I started changing some things about myself in college.  Internally I’d been very protective of “me” and keeping my uniqueness intact, but externally I hid behind normalcy.  Then I started dressing the way I’d always wanted to, stopped straightening my hair(with more resistance than I expected) and changing my diet to vegetarian, then vegan fare.  I also started hanging out with people more compatible to me and stopped hanging out with those I was “supposed to” hang out with.  When I eventually left, it really allowed me to spread my wings and stop feeling the pressure to please my family, but I should have known that changing myself would not change my relationships.

It has been 7 or 8  years since I’ve been my “normal self” but a few weeks ago my mom suggested I go back to college(I tried not to be shocked or offended by this).  My education and experience means nothing to her and I doubt that she even knows what I’ve studied.  She also obviously knows nothing about my learning style and how I feel about unschooling.  She insulted my natural hair and in fact all natural hair in women of African heritage, she’s constantly attacking the quantity of food I and my daughters eat and I have been immobilized in my shock at these reactions.  Too confused to think of an appropriate response.  This is our tradition going back to my teenage years, if not earlier.

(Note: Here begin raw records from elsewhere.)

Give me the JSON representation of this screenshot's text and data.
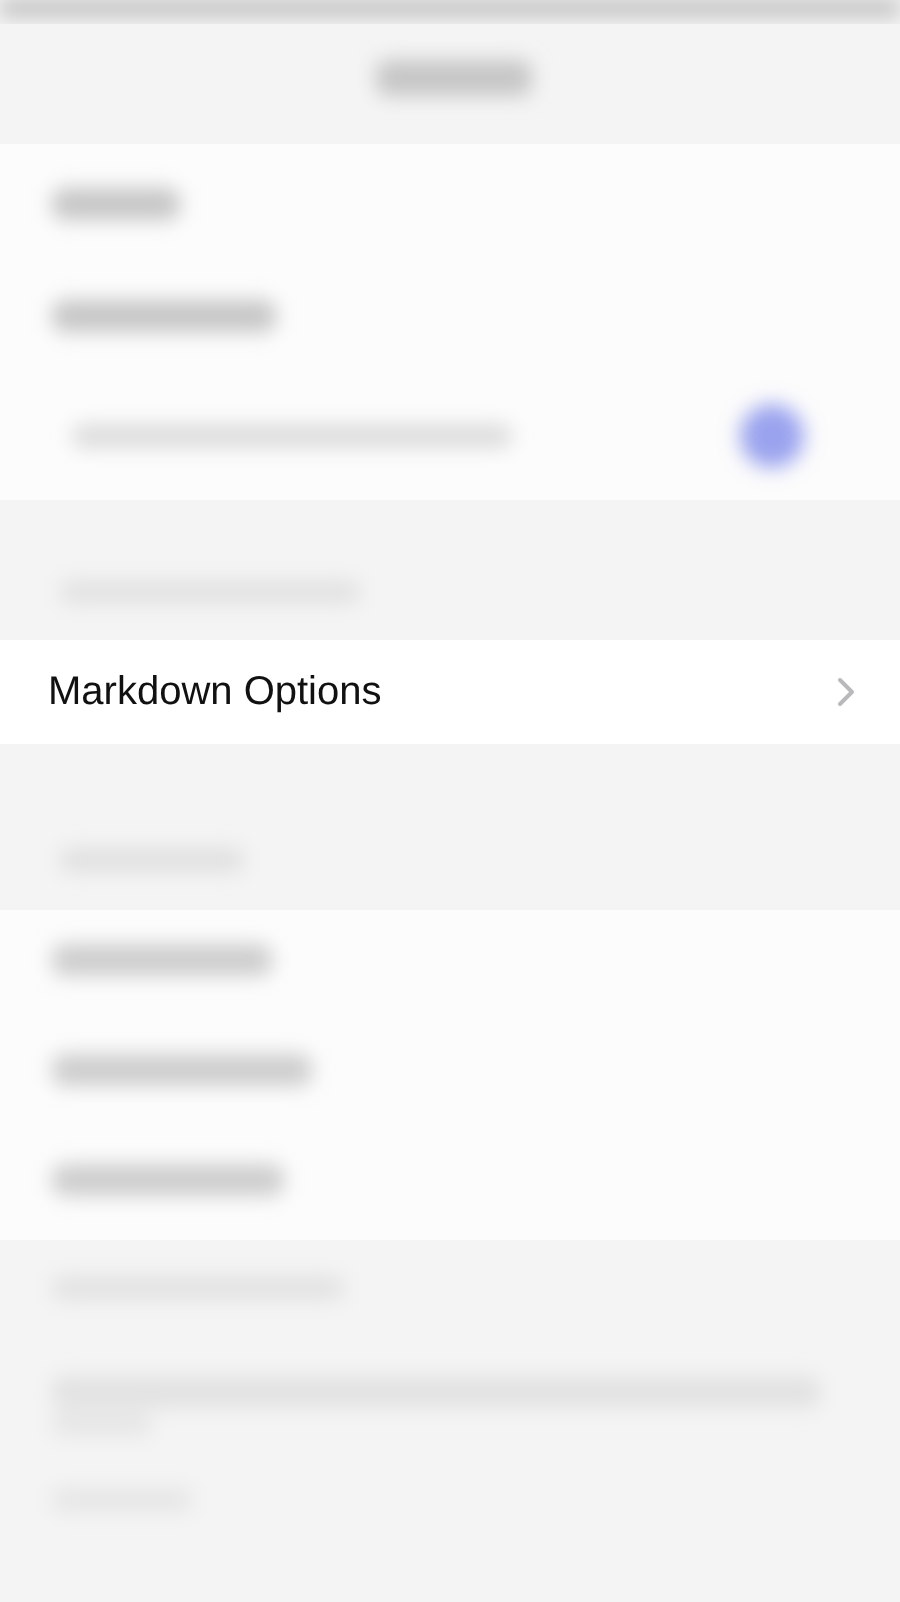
{
  "focused_row": {
    "label": "Markdown Options"
  }
}
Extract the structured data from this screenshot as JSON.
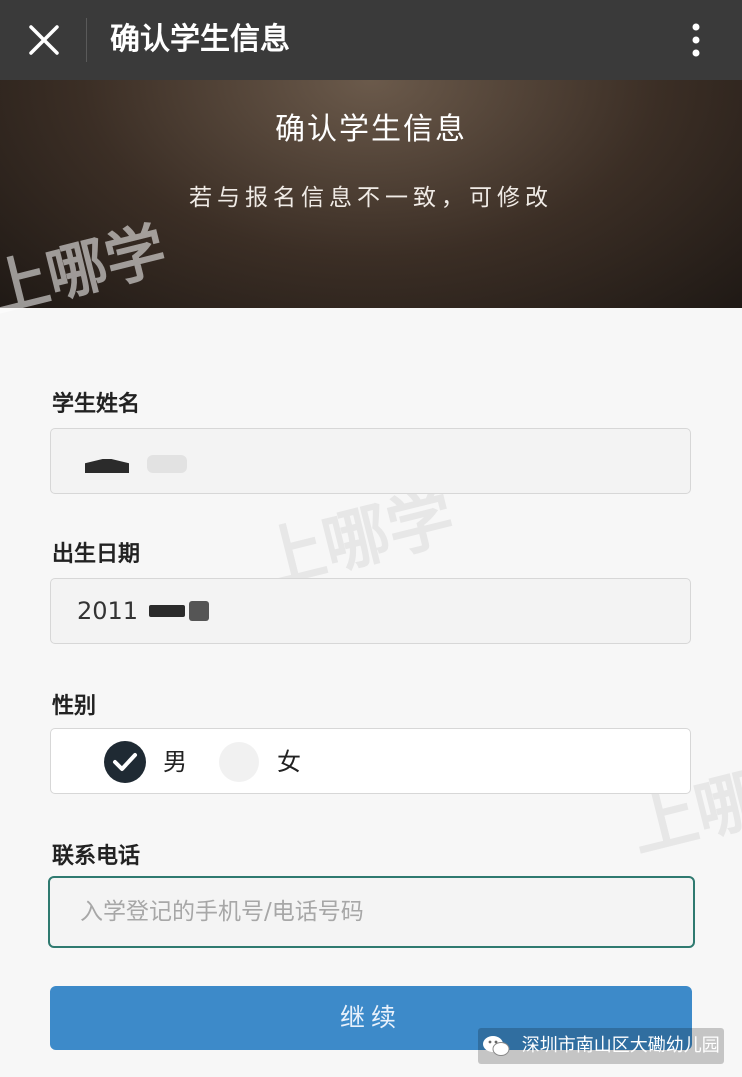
{
  "topbar": {
    "title": "确认学生信息",
    "close_icon": "close-icon",
    "more_icon": "more-vertical-icon"
  },
  "banner": {
    "title": "确认学生信息",
    "subtitle": "若与报名信息不一致，可修改"
  },
  "form": {
    "name": {
      "label": "学生姓名",
      "value": ""
    },
    "birthdate": {
      "label": "出生日期",
      "value": "2011"
    },
    "gender": {
      "label": "性别",
      "options": [
        {
          "label": "男",
          "selected": true
        },
        {
          "label": "女",
          "selected": false
        }
      ]
    },
    "phone": {
      "label": "联系电话",
      "placeholder": "入学登记的手机号/电话号码",
      "value": ""
    },
    "continue_label": "继续"
  },
  "watermark": {
    "text": "上哪学",
    "subtext": "上哪学"
  },
  "footer": {
    "account": "深圳市南山区大磡幼儿园",
    "icon": "wechat-icon"
  },
  "colors": {
    "topbar_bg": "#3a3a3a",
    "primary_button": "#3d8ac9",
    "focus_border": "#2f7a70",
    "check_icon_bg": "#1f2a33"
  }
}
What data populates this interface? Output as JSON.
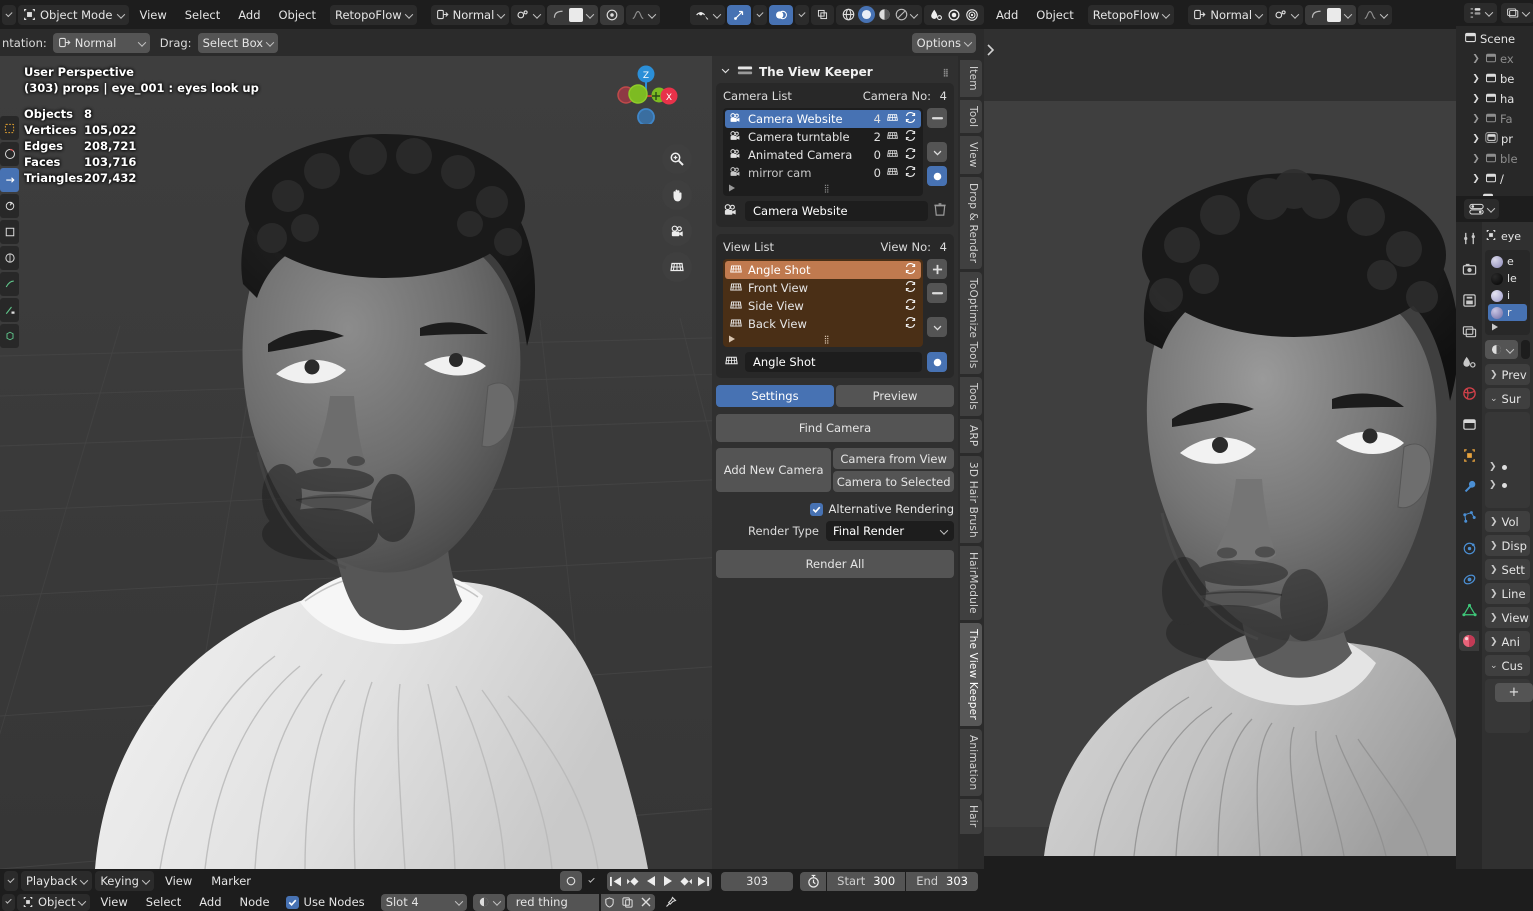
{
  "topbar_left": {
    "mode": "Object Mode",
    "menus": [
      "View",
      "Select",
      "Add",
      "Object"
    ],
    "addon_menu": "RetopoFlow",
    "transform_orientation": "Normal"
  },
  "toolsettings_left": {
    "orientation_label": "ntation:",
    "orientation_value": "Normal",
    "drag_label": "Drag:",
    "drag_value": "Select Box",
    "options_label": "Options"
  },
  "topbar_right": {
    "menus": [
      "Add",
      "Object"
    ],
    "addon_menu": "RetopoFlow",
    "transform_orientation": "Normal"
  },
  "viewport_left": {
    "perspective": "User Perspective",
    "object_line": "(303) props | eye_001 : eyes look up",
    "stats": [
      {
        "label": "Objects",
        "value": "8"
      },
      {
        "label": "Vertices",
        "value": "105,022"
      },
      {
        "label": "Edges",
        "value": "208,721"
      },
      {
        "label": "Faces",
        "value": "103,716"
      },
      {
        "label": "Triangles",
        "value": "207,432"
      }
    ],
    "gizmo_axes": [
      "Z",
      "X"
    ],
    "nav_buttons": [
      "zoom-icon",
      "hand-icon",
      "camera-icon",
      "grid-icon"
    ]
  },
  "view_keeper": {
    "title": "The View Keeper",
    "camera_list": {
      "label": "Camera List",
      "count_label": "Camera No:",
      "count": "4",
      "items": [
        {
          "name": "Camera Website",
          "views": "4",
          "selected": true
        },
        {
          "name": "Camera turntable",
          "views": "2",
          "selected": false
        },
        {
          "name": "Animated Camera",
          "views": "0",
          "selected": false
        },
        {
          "name": "mirror cam",
          "views": "0",
          "selected": false
        }
      ],
      "active_name": "Camera Website"
    },
    "view_list": {
      "label": "View List",
      "count_label": "View No:",
      "count": "4",
      "items": [
        {
          "name": "Angle Shot",
          "selected": true
        },
        {
          "name": "Front View",
          "selected": false
        },
        {
          "name": "Side View",
          "selected": false
        },
        {
          "name": "Back View",
          "selected": false
        }
      ],
      "active_name": "Angle Shot"
    },
    "tabs": [
      {
        "label": "Settings",
        "active": true
      },
      {
        "label": "Preview",
        "active": false
      }
    ],
    "find_camera": "Find Camera",
    "add_new_camera": "Add New Camera",
    "camera_from_view": "Camera from View",
    "camera_to_selected": "Camera to Selected",
    "alternative_rendering": {
      "label": "Alternative Rendering",
      "checked": true
    },
    "render_type": {
      "label": "Render Type",
      "value": "Final Render"
    },
    "render_all": "Render All",
    "accent_blue": "#4772b3",
    "accent_orange": "#c07a4f"
  },
  "npanel_tabs": [
    {
      "label": "Item",
      "active": false
    },
    {
      "label": "Tool",
      "active": false
    },
    {
      "label": "View",
      "active": false
    },
    {
      "label": "Drop & Render",
      "active": false
    },
    {
      "label": "ToOptimize Tools",
      "active": false
    },
    {
      "label": "Tools",
      "active": false
    },
    {
      "label": "ARP",
      "active": false
    },
    {
      "label": "3D Hair Brush",
      "active": false
    },
    {
      "label": "HairModule",
      "active": false
    },
    {
      "label": "The View Keeper",
      "active": true
    },
    {
      "label": "Animation",
      "active": false
    },
    {
      "label": "Hair",
      "active": false
    }
  ],
  "outliner": {
    "scene_label": "Scene",
    "rows": [
      {
        "label": "ex",
        "arrow": true,
        "dim": true
      },
      {
        "label": "be",
        "arrow": true,
        "dim": false
      },
      {
        "label": "ha",
        "arrow": true,
        "dim": false
      },
      {
        "label": "Fa",
        "arrow": true,
        "dim": true
      },
      {
        "label": "pr",
        "arrow": true,
        "dim": false
      },
      {
        "label": "ble",
        "arrow": true,
        "dim": true
      },
      {
        "label": "/",
        "arrow": true,
        "dim": false
      }
    ]
  },
  "properties": {
    "breadcrumb_object": "eye",
    "material_slots": [
      {
        "name": "e",
        "color": "#b6b4d4",
        "selected": false
      },
      {
        "name": "le",
        "color": "#0b0b0b",
        "selected": false
      },
      {
        "name": "i",
        "color": "#c6c4de",
        "selected": false
      },
      {
        "name": "r",
        "color": "#8f8cc0",
        "selected": true
      }
    ],
    "sections": [
      {
        "label": "Prev",
        "open": false
      },
      {
        "label": "Sur",
        "open": true
      },
      {
        "label": "Vol",
        "open": false
      },
      {
        "label": "Disp",
        "open": false
      },
      {
        "label": "Sett",
        "open": false
      },
      {
        "label": "Line",
        "open": false
      },
      {
        "label": "View",
        "open": false
      },
      {
        "label": "Ani",
        "open": false
      },
      {
        "label": "Cus",
        "open": true
      }
    ],
    "add_button": "+",
    "tab_icons": [
      "tool-icon",
      "render-icon",
      "output-icon",
      "viewlayer-icon",
      "scene-icon",
      "world-icon",
      "collection-icon",
      "object-icon",
      "modifier-icon",
      "particles-icon",
      "physics-icon",
      "constraint-icon",
      "data-icon",
      "material-icon"
    ],
    "active_tab": "material-icon"
  },
  "timeline": {
    "menus": [
      "Playback",
      "Keying",
      "View",
      "Marker"
    ],
    "current_frame": "303",
    "start_label": "Start",
    "start_value": "300",
    "end_label": "End",
    "end_value": "303",
    "transport": [
      "jump-start-icon",
      "prev-key-icon",
      "play-reverse-icon",
      "play-icon",
      "next-key-icon",
      "jump-end-icon"
    ]
  },
  "node_editor_bar": {
    "mode": "Object",
    "menus": [
      "View",
      "Select",
      "Add",
      "Node"
    ],
    "use_nodes": {
      "label": "Use Nodes",
      "checked": true
    },
    "slot": "Slot 4",
    "material": "red thing"
  }
}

I know that my family has taken the traditional path, while I have gone off on some strange, unforeseeable tangents they don’t understand.  I’m not surprised there is concern about what I’m doing, why I’m here and what my plans are.  I am surprised, however at the negativity and fear-conditioning.

Without a college education you can’t get by in the world.  This is what is taught in most schools in this country and what is perpetuated by the mainstream media.  I’m actually very excited and pleased with my personal education and most of it came after I quit college.  I’ve done many different types of formal training courses, as well as researching a lot myself and I’ve volunteered and worked in many different capacities.  I have a wealth of experience and a true confidence, love and clarity about what I want to do and how to succeed at it.  Unfortunately, I still have this people pleasing gene and I crave approval.  I want someone to say to me that they believe in me, and I don’t want just lip-service.

Anyway, being home is tough.  I became fiercely independent after leaving and very opinionated and exact about certain preferences that I feel are important to my mental health and sense of fulfillment in life.  I know that I need to be here right now and I’m trying to find every fraction of hope, opportunity and healing I can touch, mold and polish the cracks in my past with.  When I leave here I want to have made a difference in my own life.  I want to have finally learned my lesson on how to communicate with my family and remain boldly, positively me…I want to have closer relationships based on respect and genuine interest and connectedness to each others journeys.  I want to understand and manifest an idea of home that lasts, that nourishes me and that enables me to always be responsible, prepared and complete in myself, no matter where I am.

Sometimes I want to bolt.  I want to run away again.  I want to cry and say I can’t do this…I want to find somewhere to be where I don’t have to depend on anyone, or ask for help or check in with anyone.  But if I do that eventually, I’ll have to come back to this same place of adolescent pain.  There are many reasons for an adult to go back to their parents home.  It will likely be difficult to adjust to the change, but I think that if your journey leads you there you should gratefully accept your mission and go boldly where you haven’t gone before.  It may be a small corner or a basement or an attic of unresolved issues, it may be a mantle or altar or garden of opportunity, it may be both… go boldly back home and make it work for you…the future of your family deserves the transformation that comes when old wounds are redressed and foundations are rebuilt.

Have you gone back home or do you have children or other family returning home?  How are you adjusting and what would you like to address during the time of transition?  Do you have any advice for others returning to or welcoming home adult children?